Sunny June, the month most closely associated with the garden’s sunbathing divas and just as our English roses are budding, not far behind them are those plants that prefer quite different conditions. They are of course the hydrangeas, (from the Greek water vessel or ‘hydria’ which seemingly resembles the seed pods). Whatever the derived association, hydrangeas are renowned water guzzlers and abide in semi- shade. (And this latter part of June has provided such conditions!)
Plant hunted from China and Japan in the 17th century, their needs are well met there for June-July is the rainy season
“Many Japanese consider Ajisai (紫陽花, or hydrangea) to be the quintessential flower of this season, as they look just right when wet, and enshrouded in mist” Tsukublog
Since the Japanese name derives from ‘a gathering of blues’, the native soils must be acidic as well as rich in aluminium ions, the magic combination that turns most of the common varieties of pink/red hydrangeas to the blue spectrum. Whereas in my previous London garden of alkaline soil, all the H. macrophyllas, including the tiny florets of ‘White Wave’, were pinkalicious!
Since I had previously gardened in shade, hydrangeas were an obvious plant choice, although the London soil was rather too well-drained and they quite often gasped in summer. However, the wet/dryish care they received is probably better than constant superficial watering as it encouraged the roots to reach further down, which is beneficial to these large, top-heavy shrubs.
I brought two cuttings with me from that garden in 2019 and both have flourished. The H. macrophylla I’d first picked up from a roadside plant sale as a cutting which the gardener had labelled ‘apple blossom‘ though no such name officially exists. It was no bigger then than this third generation one (striving to flower now despite its diminutive size) but the large leaf is a clue to its eventual size!
The other cutting that I brought is actually a faux hydrangea – Schizophragma hydrangeoides ‘Moonlight‘, a climbing liana from the woodlands of Japan with bracts and infertile flowers similar to a lacecap hydrangea. It is a slow grower initially, but will eventually reach over 30 feet. For now it is a potted juvenile and flowering for the first time.
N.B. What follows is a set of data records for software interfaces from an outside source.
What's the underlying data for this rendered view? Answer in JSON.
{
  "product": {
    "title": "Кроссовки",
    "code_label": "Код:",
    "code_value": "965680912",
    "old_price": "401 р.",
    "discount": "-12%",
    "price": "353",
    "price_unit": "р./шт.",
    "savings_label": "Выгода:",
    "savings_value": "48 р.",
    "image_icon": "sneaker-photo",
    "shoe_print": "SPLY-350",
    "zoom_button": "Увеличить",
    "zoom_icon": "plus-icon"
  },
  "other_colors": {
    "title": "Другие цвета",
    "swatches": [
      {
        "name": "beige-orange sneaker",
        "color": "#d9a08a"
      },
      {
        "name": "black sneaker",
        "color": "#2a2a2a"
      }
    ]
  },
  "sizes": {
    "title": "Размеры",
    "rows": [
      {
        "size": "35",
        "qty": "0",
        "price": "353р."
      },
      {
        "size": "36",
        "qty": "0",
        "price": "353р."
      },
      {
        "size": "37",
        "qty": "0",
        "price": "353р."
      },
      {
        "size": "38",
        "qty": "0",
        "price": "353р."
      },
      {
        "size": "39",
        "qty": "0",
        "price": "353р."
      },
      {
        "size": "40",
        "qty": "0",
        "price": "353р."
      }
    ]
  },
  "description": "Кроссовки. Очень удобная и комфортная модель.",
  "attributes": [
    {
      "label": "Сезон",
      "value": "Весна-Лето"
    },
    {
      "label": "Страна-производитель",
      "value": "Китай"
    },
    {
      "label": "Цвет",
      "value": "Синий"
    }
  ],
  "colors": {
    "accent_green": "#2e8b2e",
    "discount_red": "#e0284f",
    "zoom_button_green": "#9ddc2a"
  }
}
My current favourite hydrangea is a bi-coloured serrata – ‘Kiyosumi‘. More compact, hardier and with remarkable leaf colour in both Spring and Autumn. Serratas inhabit the mountain regions of Japan, and I’d like to collect more for my next garden in the Derbyshire heights. These hydrangeas have the added benefit of being edible as the leaves make a sweet tea called ama-cha, 甘茶.
I am forever grateful to the plant hunters who brought us these wonderful plants, and their history is entwined with romance too.
“For Westerners, hydrangea can be seen as a symbol of silent devotion, as its scientific name, otaksa, appears to refer to Otaki-San, a woman from Nagasaki’s pleasure quarter, who was the mistress of the German naturalist P.F. von Siebold, who went on to introduce ajisai to Europe“. Tsukublog